The film, "Tornado Alley," combines storm chasing with science and the awe of nature's power. Wadena gets a starring role.
It's been a quiet tornado year in Minnesota, but the Science Museum of Minnesota is hoping to change all that.
Eight years in the making, the film "Tornado Alley," will begin its run at the St. Paul museum's Omnitheater on Sept. 28.
The documentary will include an appearance by a larger-than-life, Minnesota-born-and-bred villain -- the June 17, 2010, Wadena tornado, an EF4 that destroyed 100 homes and 20 businesses, damaged 400 homes and took out the city's high school.
Wadena Mayor Wayne Wolden is planning to see the film but will approach it with mixed emotions. A new $38 million high school opened last week, but many residents continue to struggle financially and emotionally, he said.
"I believe the intent [of the film] is to show the force and the power of a tornado, and if it shows the miracles we experienced, then it will have done its job," he said.
Mike Day, executive producer of "Tornado Alley" and senior vice president of the Science Museum, is touring Minnesota and Wisconsin this week with one of the film's stars: the 14,000-pound armored Tornado Intercept Vehicle (TIV). He said the film promises to blend science, education and terror in equal measures.

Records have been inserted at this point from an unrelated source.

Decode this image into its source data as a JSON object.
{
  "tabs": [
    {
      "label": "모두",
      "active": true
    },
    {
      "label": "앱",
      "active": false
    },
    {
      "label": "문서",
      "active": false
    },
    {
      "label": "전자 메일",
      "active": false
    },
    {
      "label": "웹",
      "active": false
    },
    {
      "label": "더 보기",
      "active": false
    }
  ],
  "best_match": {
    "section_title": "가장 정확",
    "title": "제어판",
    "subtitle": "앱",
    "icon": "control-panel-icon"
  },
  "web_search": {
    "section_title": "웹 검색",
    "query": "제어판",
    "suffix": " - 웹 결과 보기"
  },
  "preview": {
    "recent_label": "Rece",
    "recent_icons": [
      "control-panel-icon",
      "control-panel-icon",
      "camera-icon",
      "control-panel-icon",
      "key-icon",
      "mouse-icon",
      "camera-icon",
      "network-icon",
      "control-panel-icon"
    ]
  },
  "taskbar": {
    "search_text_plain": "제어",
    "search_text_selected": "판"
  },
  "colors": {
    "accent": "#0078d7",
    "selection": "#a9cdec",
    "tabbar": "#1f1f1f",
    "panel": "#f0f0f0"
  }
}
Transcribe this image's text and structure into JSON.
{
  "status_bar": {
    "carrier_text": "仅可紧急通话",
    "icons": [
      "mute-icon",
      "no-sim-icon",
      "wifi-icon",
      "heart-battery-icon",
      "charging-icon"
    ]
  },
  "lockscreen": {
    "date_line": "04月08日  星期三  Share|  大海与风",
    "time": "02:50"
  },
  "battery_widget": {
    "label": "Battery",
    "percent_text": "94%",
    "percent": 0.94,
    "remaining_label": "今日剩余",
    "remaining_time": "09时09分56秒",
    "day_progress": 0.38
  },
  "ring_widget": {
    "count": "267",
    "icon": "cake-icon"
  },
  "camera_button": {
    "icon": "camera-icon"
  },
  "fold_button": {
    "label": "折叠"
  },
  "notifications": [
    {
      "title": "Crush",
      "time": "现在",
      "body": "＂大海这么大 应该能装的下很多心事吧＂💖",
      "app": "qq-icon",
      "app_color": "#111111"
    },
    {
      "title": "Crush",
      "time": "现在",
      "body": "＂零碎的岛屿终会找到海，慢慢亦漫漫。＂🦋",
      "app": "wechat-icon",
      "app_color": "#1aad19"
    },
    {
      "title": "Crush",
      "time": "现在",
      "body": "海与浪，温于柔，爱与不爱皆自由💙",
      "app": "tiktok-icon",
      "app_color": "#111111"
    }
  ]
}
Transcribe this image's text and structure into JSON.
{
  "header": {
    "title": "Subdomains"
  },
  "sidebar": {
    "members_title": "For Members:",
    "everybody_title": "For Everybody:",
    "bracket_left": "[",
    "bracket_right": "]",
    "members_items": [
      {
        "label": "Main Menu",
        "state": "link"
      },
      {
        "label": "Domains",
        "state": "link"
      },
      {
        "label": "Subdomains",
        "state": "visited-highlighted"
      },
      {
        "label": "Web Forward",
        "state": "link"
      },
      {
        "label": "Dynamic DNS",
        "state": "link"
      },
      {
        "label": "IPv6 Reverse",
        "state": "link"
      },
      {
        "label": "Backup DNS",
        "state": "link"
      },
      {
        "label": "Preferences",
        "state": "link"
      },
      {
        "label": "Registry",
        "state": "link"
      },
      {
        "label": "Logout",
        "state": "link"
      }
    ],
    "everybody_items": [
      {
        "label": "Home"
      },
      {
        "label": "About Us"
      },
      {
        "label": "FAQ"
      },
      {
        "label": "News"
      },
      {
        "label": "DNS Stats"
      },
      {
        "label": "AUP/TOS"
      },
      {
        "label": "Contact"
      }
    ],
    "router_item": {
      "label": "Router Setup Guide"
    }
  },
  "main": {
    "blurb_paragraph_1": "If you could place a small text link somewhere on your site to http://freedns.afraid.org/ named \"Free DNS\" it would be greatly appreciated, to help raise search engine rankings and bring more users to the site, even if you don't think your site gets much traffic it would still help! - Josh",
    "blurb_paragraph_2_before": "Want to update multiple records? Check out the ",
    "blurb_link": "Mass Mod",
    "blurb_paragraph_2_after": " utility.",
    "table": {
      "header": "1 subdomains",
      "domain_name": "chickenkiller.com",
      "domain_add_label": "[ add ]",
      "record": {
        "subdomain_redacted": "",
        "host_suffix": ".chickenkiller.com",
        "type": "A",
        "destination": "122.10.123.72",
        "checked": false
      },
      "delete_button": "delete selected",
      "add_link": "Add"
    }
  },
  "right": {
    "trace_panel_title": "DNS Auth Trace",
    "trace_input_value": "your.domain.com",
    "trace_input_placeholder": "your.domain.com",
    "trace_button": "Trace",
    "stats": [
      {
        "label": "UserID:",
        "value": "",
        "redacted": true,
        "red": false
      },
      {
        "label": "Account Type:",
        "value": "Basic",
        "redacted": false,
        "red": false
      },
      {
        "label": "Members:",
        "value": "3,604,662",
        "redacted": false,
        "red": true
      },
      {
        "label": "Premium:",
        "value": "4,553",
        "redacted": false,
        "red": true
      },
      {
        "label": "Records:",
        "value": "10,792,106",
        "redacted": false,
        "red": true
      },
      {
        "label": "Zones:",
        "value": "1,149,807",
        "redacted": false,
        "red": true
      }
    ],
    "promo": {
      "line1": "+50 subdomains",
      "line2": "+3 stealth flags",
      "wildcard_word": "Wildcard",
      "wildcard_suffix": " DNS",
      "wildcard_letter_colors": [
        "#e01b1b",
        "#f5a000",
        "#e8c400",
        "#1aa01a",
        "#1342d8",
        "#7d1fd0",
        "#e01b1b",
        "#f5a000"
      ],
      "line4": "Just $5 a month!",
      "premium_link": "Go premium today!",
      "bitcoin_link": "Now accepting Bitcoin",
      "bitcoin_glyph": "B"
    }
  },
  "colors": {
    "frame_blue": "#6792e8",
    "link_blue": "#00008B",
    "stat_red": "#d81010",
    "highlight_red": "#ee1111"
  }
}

"Tornado Alley" focuses on Sean Casey, star of the Discovery Channel's "Storm Chasers" series, and an Imax filmmaker who designed and built the TIV. It took eight years to make because that's how long it took for Casey to get into a tornado.
Much of the footage was shot in 2009 and 2010 in collaboration with Vortex 2, a research project that sent hundreds of researchers across the Great Plains in May and June of 2009 and 2010 with instructions to get in the path of tornadoes with barometers, wind speed and temperature detectors and, of course, cameras. Day said the film will leave out the tedium many of them experienced, particularly in 2009, when their only intercept came on the final day of the project.
"It condenses everything," he said of the film. "... But it doesn't miss the point of how dangerous it is."
If the TIV's visit Monday to Rochester is any indication, the film is at least likely to connect with Minnesotans' fascination with severe weather and the ways that people document it. A stream of visitors, many of them parents with children, and some of them trained storm spotters and fans of "Storm Chasers," peeked through the open windows at the no-nonsense interior with its swivel seats, glass dome and mount for a 70-millimeter Imax camera.
Ten-year-old Caleb Timmerman couldn't seem to say enough about the vehicle that has withstood 150-mile-per-hour winds and looks like part bomber, part tank, part insect and part alien cruise ship.
"It's very cool. It has heavy-duty armor. It can't be punctured!" he said. "I like the color. It looks evil!"
The TIV is scheduled to visit St. Cloud on Wednesday and Duluth on Thursday.
Despite the high-profile attention tornadoes have received in recent years, much about them remains mysterious. Researchers would like to find out why some storms produce tornadoes but most don't, and what generates tornados of various strengths.
Brandon Ivey, meteorologist and navigator on the TIV, said he isn't disappointed that this year brought roughly one-third fewer tornadoes than normal (in an age when tornado counts generally have been up).
"After chasing so many in 2011, and seeing so many communities destroyed, it's about time Mother Nature took a break," he said.
"You never want to see that," he added, describing the experience of seeing the EF4 tornado chew up Wadena. "It takes a toll on you. Hopefully people will be fascinated and intrigued by the movie. But hopefully they'll also learn some respect for tornadoes and the power behind the weather."
Bill McAuliffe • 612-673-7646